In an extreme case, the country of Azerbaijan's Azeri speaking peoples have endured four script changes within the last century.  “In the twentieth century, Azerbaijan’s ‘‘scriptal environment,’’ to use Trix’s (1997: 1) apt term, has been dominated by three scripts, each promoted by a powerful adjacent neighbor emphasizing particular shared links: Arabic promoted by Iran, Cyrillic promoted by Russia, and Latin promoted by Turkey. After the Soviet Union incorporated Azerbaijan as a republic in 1920, the Soviets initiated a script shift from Arabic to Latin to divide the nation from Iran and its Muslim roots. A decade later, the Soviets forced another shift from the Latin to the Cyrillic script to alienate Azerbaijan and the Turkic republics from Turkey and from each other. Today, after independence in 1991, the pendulum has swung back in favor of the Latin script" (Hatcher).

The above picture, taken from Farida Sadikhova and Marjan Abadi's article “Where's the Azeri?”,  represents how confusing Azerbaijan's society has become. Here we see Cyrillyc and Latin scripts, along with English translation, and yet the actual Azeri script (which is an Arabic script) is nowhere to be seen.

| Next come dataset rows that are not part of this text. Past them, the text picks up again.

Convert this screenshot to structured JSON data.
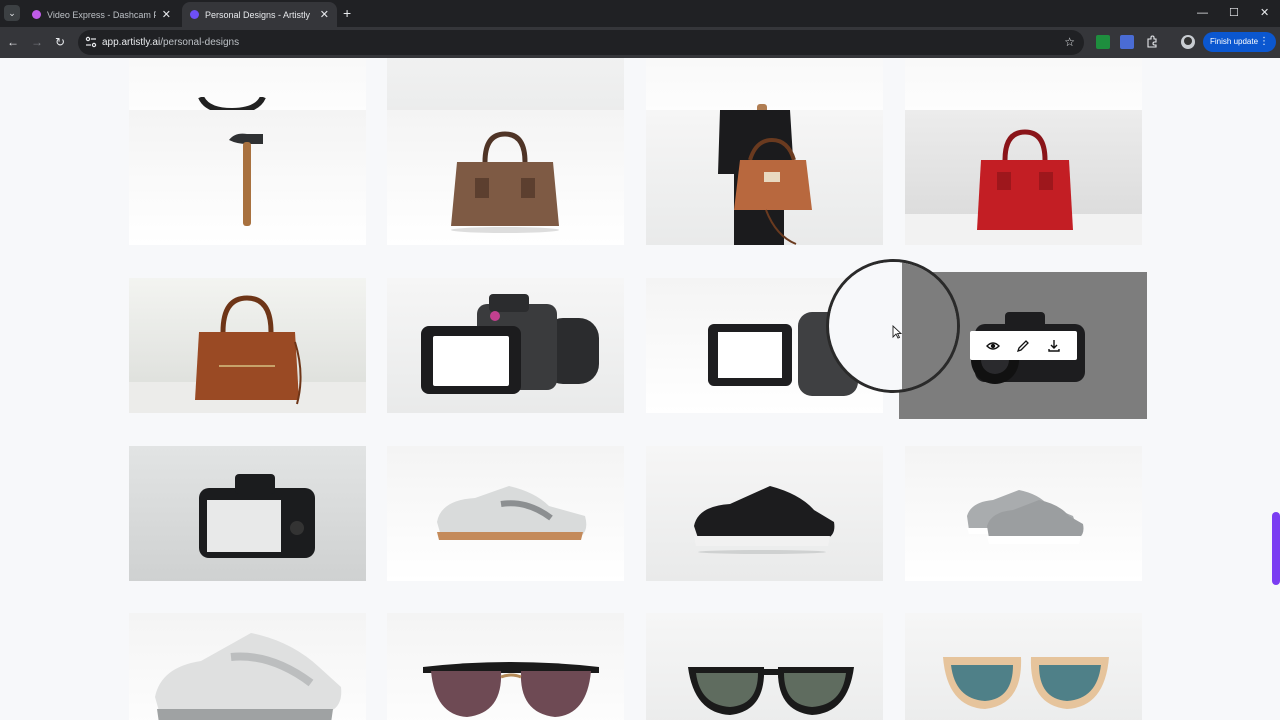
{
  "browser": {
    "tabs": [
      {
        "title": "Video Express - Dashcam Produ",
        "active": false,
        "favicon_color": "#c05ce8"
      },
      {
        "title": "Personal Designs - Artistly",
        "active": true,
        "favicon_color": "#6e4ff5"
      }
    ],
    "new_tab_label": "+",
    "url_host": "app.artistly.ai",
    "url_path": "/personal-designs",
    "finish_update_label": "Finish update",
    "window_controls": {
      "minimize": "—",
      "maximize": "☐",
      "close": "✕"
    }
  },
  "gallery": {
    "items": [
      {
        "subject": "camera"
      },
      {
        "subject": "white-panel"
      },
      {
        "subject": "hammer-handle"
      },
      {
        "subject": "white-panel"
      },
      {
        "subject": "hammer"
      },
      {
        "subject": "brown-handbag"
      },
      {
        "subject": "woman-with-handbag"
      },
      {
        "subject": "red-handbag"
      },
      {
        "subject": "leather-handbag"
      },
      {
        "subject": "dslr-camera"
      },
      {
        "subject": "camera-flip-screen"
      },
      {
        "subject": "dslr-camera-grey"
      },
      {
        "subject": "camera-back"
      },
      {
        "subject": "white-sneaker"
      },
      {
        "subject": "black-sneaker"
      },
      {
        "subject": "grey-sneaker"
      },
      {
        "subject": "white-sneaker-pair"
      },
      {
        "subject": "clubmaster-sunglasses"
      },
      {
        "subject": "black-sunglasses"
      },
      {
        "subject": "tan-sunglasses"
      }
    ],
    "hover_actions": [
      "eye-icon",
      "pencil-icon",
      "download-icon"
    ]
  },
  "colors": {
    "accent": "#7b3df2",
    "update_button": "#0b57d0"
  }
}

While some may consider language policy a soft political maneuver when compared to things like economic policy, language policies, such as the Cyrillic policy, infringe upon the culture and identity of non-slavic ethnicities and countries, such as Kyrgyzstan whose language origins are not Slavic. Political power can clearly be imposed through linguistic policy.


“Cyrillic alphabet.” (accessed March29, 2015).

“Cyrillic script.” (accessed March 28, 2015).

Hatcher, Lynley. "Script Change in Azerbaijan: Acts of Identity."International Journal OfThe Sociology Of Language 192, (2008): 105-116 (accessed March 28, 2015).

Portnova, Nelly. “Linguistic Policy in Kyrgyzstan.”  CA&CC Press. 2002. (accessed March 29, 2015).

Sadikhova, Farida and Marjan Abadi. “Where's the Azeri?” Azerbaijan International. Spring, 2000, no     8.1: (accessed     April 18, 2015).

Sebba, Mark. 2006. "Ideology and alphabets in the former USSR.” Language Problems &Language Planning 30, no. 2: 99-125 (accessed March 28, 2015).

Silver, Brian. “The Impact of Urbanization and Geographical Dispersion on the Linguistic     Russification of Soviet Nationalities.” Demography. Vol. 11, No. 1 (Feb., 1974), pp.89-103. (accessed March 28, 2015).


Post a Comment

The moderators of the Linguis Europae blog reserve the right to delete any comments that they deem inappropriate. This may include, but is not limited to, spam, racist or disrespectful comments about other cultures/groups or directed at other commenters, and explicit language.